■ **Work required**: Your task is to output the listing exactly, leaving every image out.

****************************************

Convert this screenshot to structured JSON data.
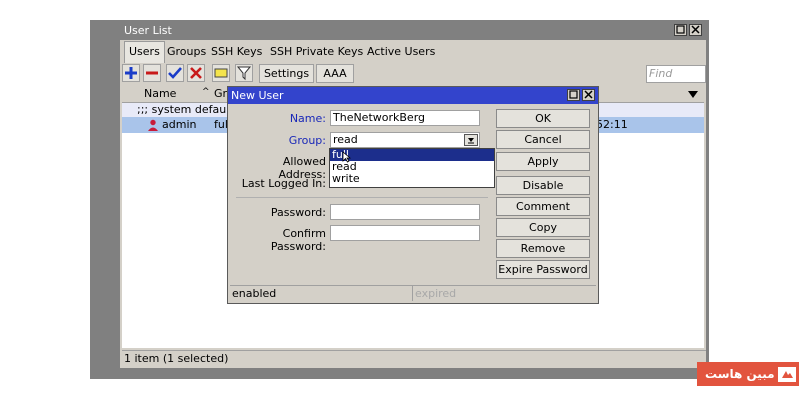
{
  "window": {
    "title": "User List"
  },
  "tabs": [
    "Users",
    "Groups",
    "SSH Keys",
    "SSH Private Keys",
    "Active Users"
  ],
  "toolbar": {
    "settings_label": "Settings",
    "aaa_label": "AAA",
    "find_placeholder": "Find"
  },
  "list": {
    "headers": {
      "name": "Name",
      "group": "Gr"
    },
    "comment_row": ";;; system default u",
    "user_row": {
      "name": "admin",
      "group": "ful",
      "last": "52:11"
    }
  },
  "status_text": "1 item (1 selected)",
  "dialog": {
    "title": "New User",
    "labels": {
      "name": "Name:",
      "group": "Group:",
      "allowed_address": "Allowed Address:",
      "last_logged_in": "Last Logged In:",
      "password": "Password:",
      "confirm_password": "Confirm Password:"
    },
    "values": {
      "name": "TheNetworkBerg",
      "group": "read",
      "password": "",
      "confirm_password": ""
    },
    "group_options": [
      "full",
      "read",
      "write"
    ],
    "buttons": [
      "OK",
      "Cancel",
      "Apply",
      "Disable",
      "Comment",
      "Copy",
      "Remove",
      "Expire Password"
    ],
    "status_left": "enabled",
    "status_right": "expired"
  },
  "watermark": {
    "text": "مبین هاست"
  },
  "colors": {
    "dialog_title_bg": "#3344cc",
    "selection_bg": "#1c2e8c",
    "brand_bg": "#e2543e"
  }
}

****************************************

■ **Task solution**:
Convert this screenshot to structured JSON data.
{
  "window": {
    "title": "User List"
  },
  "tabs": [
    "Users",
    "Groups",
    "SSH Keys",
    "SSH Private Keys",
    "Active Users"
  ],
  "toolbar": {
    "settings_label": "Settings",
    "aaa_label": "AAA",
    "find_placeholder": "Find"
  },
  "list": {
    "headers": {
      "name": "Name",
      "group": "Gr"
    },
    "comment_row": ";;; system default u",
    "user_row": {
      "name": "admin",
      "group": "ful",
      "last": "52:11"
    }
  },
  "status_text": "1 item (1 selected)",
  "dialog": {
    "title": "New User",
    "labels": {
      "name": "Name:",
      "group": "Group:",
      "allowed_address": "Allowed Address:",
      "last_logged_in": "Last Logged In:",
      "password": "Password:",
      "confirm_password": "Confirm Password:"
    },
    "values": {
      "name": "TheNetworkBerg",
      "group": "read",
      "password": "",
      "confirm_password": ""
    },
    "group_options": [
      "full",
      "read",
      "write"
    ],
    "buttons": [
      "OK",
      "Cancel",
      "Apply",
      "Disable",
      "Comment",
      "Copy",
      "Remove",
      "Expire Password"
    ],
    "status_left": "enabled",
    "status_right": "expired"
  },
  "watermark": {
    "text": "مبین هاست"
  },
  "colors": {
    "dialog_title_bg": "#3344cc",
    "selection_bg": "#1c2e8c",
    "brand_bg": "#e2543e"
  }
}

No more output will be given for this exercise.